From the listing below, copy each line that contains the word "icon".

::::::::

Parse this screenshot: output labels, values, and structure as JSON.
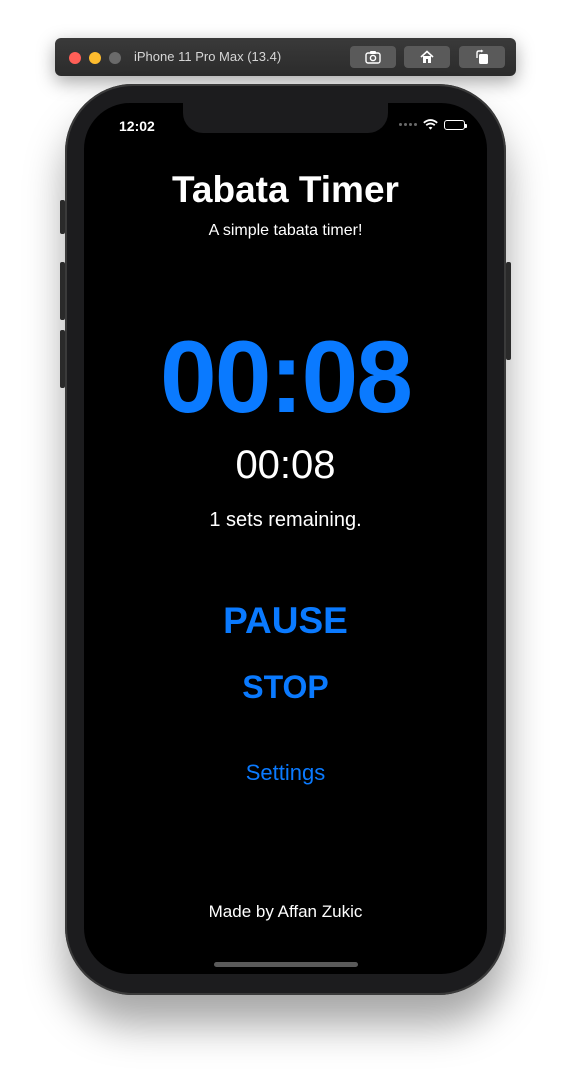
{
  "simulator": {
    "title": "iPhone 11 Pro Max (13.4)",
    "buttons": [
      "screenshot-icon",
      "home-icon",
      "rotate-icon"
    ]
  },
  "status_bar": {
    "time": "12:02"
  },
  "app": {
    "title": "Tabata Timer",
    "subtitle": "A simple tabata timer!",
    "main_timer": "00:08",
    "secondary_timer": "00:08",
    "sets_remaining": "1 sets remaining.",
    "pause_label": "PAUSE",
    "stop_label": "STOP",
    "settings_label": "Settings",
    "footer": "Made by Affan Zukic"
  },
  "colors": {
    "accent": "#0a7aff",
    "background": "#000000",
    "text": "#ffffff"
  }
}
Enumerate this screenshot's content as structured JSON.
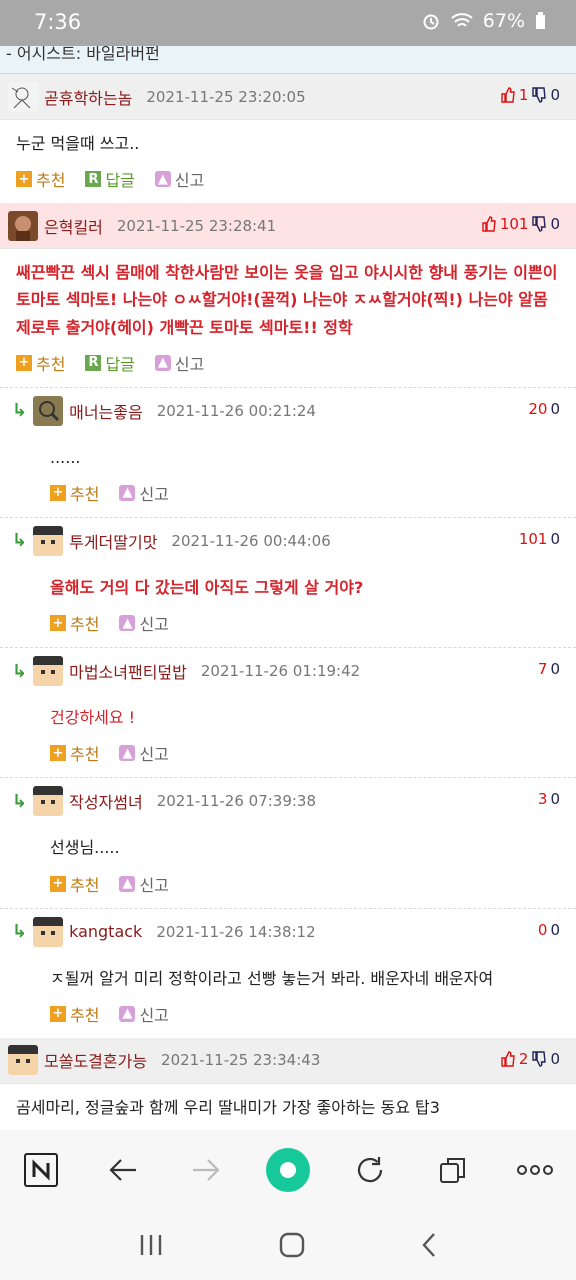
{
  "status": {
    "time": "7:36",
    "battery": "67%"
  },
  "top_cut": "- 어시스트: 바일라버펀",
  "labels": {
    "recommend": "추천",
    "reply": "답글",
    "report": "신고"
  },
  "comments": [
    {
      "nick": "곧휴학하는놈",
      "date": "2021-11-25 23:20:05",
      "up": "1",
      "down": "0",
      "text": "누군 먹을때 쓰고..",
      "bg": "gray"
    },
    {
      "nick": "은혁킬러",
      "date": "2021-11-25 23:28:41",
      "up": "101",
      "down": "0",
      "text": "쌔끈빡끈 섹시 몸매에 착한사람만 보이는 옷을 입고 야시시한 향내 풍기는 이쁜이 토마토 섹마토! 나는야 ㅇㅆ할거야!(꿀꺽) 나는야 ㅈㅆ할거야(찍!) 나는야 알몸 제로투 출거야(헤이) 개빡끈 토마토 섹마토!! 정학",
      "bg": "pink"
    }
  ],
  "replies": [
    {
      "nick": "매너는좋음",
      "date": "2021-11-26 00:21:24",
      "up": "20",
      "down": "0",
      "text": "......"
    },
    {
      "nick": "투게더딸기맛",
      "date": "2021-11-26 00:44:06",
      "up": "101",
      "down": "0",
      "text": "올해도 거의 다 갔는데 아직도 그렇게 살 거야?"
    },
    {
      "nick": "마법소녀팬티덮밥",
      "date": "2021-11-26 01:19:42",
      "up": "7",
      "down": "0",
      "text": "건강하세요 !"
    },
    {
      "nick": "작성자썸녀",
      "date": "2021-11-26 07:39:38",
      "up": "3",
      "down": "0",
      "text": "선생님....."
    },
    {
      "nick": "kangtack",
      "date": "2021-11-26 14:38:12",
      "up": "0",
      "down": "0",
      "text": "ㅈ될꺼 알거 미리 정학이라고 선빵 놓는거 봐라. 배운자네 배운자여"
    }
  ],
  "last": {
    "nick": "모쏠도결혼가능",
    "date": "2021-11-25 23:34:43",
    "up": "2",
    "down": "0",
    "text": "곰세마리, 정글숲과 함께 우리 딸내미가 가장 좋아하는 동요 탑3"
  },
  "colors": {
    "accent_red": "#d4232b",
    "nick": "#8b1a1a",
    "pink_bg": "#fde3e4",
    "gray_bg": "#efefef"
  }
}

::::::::

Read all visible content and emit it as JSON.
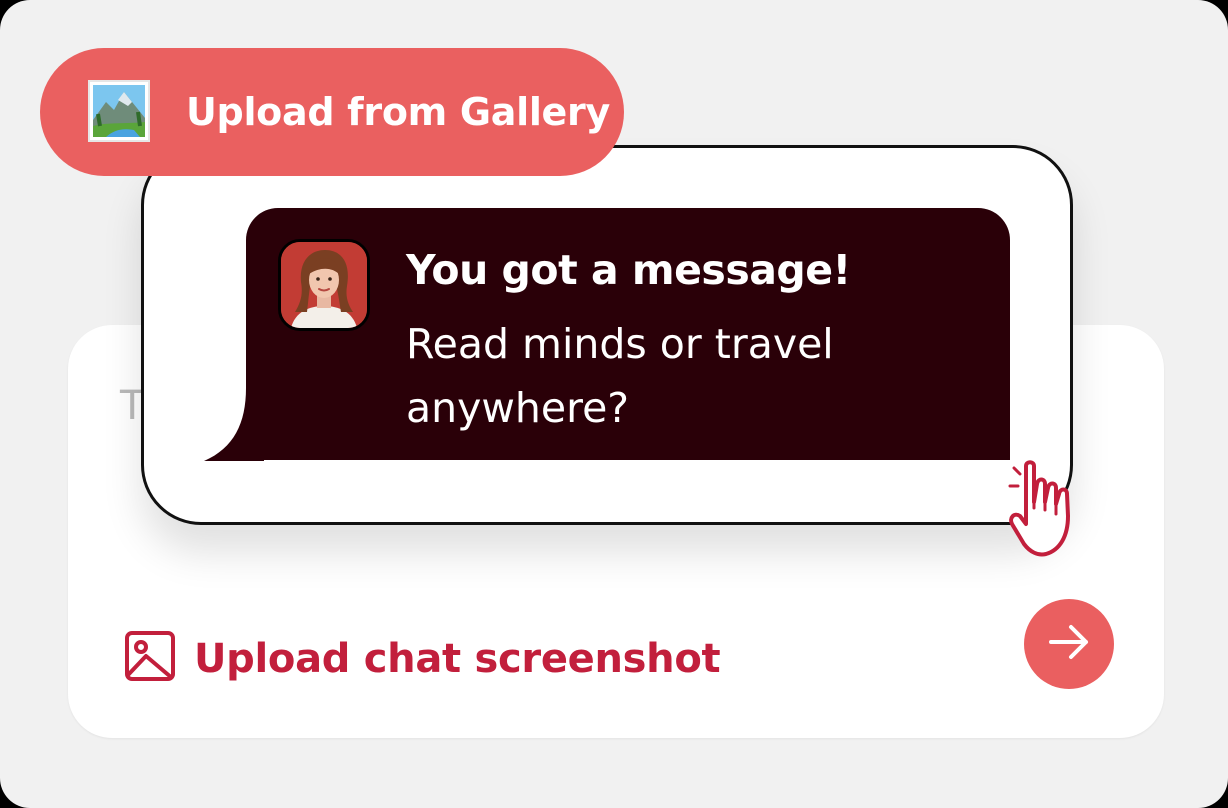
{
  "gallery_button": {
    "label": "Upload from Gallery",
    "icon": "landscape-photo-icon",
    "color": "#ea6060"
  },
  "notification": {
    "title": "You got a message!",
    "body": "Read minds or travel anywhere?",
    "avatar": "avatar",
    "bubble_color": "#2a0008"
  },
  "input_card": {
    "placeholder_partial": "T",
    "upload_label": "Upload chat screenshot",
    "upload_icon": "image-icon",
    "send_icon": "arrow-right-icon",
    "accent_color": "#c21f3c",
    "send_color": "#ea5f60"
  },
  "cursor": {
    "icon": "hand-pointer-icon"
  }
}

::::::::

• [Finished task]
      "screenshot-icon",
      "home-icon",
      "rotate-icon"
    "icon": "landscape-photo-icon",
    "upload_icon": "image-icon",
    "send_icon": "arrow-right-icon",
    "icon": "hand-pointer-icon"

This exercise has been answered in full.